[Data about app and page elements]
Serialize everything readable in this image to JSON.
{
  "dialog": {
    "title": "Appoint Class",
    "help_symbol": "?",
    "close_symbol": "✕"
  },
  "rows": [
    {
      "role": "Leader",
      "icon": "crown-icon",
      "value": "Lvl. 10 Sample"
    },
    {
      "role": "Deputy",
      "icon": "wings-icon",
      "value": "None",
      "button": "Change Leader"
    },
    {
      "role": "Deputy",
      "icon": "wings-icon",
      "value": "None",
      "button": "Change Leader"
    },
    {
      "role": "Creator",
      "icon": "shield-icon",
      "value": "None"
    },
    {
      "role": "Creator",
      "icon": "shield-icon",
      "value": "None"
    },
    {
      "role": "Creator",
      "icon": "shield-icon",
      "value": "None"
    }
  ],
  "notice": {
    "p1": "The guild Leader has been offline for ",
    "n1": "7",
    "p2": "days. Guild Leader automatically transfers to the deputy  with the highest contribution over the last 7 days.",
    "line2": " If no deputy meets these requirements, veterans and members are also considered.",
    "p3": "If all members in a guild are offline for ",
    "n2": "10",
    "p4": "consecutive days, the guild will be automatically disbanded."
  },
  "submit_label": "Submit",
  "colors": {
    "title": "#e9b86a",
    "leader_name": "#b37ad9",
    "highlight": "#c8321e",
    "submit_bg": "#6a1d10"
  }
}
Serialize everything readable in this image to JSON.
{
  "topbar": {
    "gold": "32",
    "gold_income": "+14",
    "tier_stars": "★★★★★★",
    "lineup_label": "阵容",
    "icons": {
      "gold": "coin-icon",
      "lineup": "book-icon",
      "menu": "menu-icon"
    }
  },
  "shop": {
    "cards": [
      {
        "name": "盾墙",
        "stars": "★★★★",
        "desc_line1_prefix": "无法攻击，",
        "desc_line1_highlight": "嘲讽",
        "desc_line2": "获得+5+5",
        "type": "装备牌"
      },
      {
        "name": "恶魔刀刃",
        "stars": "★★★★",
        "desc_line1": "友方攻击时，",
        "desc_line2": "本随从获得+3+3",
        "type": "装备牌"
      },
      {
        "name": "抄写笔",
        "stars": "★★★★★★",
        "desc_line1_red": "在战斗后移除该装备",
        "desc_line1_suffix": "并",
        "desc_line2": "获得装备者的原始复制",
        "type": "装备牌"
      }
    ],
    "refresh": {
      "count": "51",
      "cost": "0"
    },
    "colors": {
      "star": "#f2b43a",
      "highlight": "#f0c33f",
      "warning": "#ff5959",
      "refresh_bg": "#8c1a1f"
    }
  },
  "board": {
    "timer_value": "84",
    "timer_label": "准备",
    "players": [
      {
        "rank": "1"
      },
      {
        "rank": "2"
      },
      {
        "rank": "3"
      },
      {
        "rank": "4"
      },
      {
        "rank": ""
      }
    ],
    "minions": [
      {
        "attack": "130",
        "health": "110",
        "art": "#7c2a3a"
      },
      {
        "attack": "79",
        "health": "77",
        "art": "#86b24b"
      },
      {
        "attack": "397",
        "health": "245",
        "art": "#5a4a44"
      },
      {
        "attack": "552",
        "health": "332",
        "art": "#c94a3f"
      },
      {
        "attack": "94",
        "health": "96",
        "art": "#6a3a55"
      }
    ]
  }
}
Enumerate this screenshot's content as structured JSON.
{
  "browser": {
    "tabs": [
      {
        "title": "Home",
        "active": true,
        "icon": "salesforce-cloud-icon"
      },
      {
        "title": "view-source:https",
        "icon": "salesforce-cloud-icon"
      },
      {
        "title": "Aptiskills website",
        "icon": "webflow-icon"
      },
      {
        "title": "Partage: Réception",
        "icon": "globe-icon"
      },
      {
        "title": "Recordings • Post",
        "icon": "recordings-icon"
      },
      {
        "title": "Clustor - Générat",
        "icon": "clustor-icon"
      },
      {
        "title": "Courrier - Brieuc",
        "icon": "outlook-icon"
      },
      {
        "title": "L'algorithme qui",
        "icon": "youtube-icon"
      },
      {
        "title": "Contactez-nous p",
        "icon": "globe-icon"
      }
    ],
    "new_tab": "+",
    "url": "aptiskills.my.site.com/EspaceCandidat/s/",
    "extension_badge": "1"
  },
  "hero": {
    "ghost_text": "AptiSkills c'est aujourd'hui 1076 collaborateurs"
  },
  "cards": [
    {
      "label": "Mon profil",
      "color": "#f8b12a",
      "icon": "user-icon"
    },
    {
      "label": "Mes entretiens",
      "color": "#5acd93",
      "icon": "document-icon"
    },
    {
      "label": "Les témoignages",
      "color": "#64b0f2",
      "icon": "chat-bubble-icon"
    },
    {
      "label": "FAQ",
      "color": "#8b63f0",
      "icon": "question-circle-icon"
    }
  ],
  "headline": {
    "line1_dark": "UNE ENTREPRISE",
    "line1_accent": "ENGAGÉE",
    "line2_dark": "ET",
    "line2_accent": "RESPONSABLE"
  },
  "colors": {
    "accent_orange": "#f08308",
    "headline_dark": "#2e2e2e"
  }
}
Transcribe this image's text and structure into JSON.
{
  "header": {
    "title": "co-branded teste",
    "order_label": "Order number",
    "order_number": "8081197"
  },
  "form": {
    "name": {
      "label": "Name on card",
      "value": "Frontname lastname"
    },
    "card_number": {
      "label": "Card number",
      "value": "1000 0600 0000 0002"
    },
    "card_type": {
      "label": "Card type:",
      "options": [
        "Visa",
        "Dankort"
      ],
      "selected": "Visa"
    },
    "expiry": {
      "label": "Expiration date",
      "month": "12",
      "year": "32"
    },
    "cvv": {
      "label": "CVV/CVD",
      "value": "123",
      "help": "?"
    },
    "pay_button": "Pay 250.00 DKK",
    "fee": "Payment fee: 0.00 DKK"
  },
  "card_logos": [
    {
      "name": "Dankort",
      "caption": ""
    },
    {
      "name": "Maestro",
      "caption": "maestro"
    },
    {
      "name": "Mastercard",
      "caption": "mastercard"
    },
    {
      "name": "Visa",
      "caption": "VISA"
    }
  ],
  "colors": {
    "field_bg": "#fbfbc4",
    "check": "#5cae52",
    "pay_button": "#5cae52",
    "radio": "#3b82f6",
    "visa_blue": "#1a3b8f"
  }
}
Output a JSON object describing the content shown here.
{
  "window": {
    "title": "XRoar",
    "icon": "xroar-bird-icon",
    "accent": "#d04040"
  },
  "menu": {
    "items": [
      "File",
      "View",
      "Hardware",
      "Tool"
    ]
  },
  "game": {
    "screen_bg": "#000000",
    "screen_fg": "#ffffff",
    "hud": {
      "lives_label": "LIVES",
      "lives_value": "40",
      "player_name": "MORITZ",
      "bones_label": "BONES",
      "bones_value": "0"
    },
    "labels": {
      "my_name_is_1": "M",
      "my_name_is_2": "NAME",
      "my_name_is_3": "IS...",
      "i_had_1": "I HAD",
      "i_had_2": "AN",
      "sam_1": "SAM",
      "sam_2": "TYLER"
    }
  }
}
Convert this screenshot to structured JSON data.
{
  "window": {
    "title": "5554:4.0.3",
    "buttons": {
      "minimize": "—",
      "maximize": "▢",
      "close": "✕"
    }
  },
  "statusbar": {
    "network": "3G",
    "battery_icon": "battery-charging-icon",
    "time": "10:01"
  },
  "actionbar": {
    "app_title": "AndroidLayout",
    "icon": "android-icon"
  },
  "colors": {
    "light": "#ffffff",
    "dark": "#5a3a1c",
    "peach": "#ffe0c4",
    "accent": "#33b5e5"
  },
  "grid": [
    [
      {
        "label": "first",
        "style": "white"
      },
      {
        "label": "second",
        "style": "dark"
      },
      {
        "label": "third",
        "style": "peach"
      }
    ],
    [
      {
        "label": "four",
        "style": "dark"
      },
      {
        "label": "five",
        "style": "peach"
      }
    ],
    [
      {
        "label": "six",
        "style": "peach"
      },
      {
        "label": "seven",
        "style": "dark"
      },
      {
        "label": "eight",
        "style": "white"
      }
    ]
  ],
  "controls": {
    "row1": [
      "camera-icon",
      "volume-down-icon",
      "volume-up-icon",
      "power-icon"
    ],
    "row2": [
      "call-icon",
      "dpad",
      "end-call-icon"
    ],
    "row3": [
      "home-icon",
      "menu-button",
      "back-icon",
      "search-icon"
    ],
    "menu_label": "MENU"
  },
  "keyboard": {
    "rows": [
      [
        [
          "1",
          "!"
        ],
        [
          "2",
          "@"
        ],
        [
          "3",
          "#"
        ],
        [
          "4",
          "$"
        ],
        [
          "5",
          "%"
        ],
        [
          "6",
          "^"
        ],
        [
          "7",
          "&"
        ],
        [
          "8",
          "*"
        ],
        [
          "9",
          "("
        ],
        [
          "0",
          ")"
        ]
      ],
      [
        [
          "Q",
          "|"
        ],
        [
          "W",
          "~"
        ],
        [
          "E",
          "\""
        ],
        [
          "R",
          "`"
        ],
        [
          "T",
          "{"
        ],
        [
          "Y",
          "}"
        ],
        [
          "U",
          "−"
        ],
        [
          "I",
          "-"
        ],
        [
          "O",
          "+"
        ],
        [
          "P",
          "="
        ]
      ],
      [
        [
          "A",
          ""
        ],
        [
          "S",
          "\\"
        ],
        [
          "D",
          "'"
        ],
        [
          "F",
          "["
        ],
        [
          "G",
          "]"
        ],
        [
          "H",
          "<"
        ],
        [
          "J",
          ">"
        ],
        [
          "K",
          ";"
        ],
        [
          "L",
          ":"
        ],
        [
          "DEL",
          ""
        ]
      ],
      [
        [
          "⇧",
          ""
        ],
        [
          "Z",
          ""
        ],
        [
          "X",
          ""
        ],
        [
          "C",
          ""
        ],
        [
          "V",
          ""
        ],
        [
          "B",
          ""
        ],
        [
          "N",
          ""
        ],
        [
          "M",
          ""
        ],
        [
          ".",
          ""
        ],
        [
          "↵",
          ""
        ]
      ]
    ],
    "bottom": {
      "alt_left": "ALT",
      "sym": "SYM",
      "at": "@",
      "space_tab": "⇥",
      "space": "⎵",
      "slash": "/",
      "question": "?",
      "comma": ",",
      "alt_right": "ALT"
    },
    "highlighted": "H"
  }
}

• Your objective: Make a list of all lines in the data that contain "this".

• Task result:
Serialize everything readable in this image to JSON.
Serialize everything readable in this image to JSON.
Enumerate this screenshot's content as structured JSON.
Transcribe this image's text and structure into JSON.
Convert this screenshot to structured JSON data.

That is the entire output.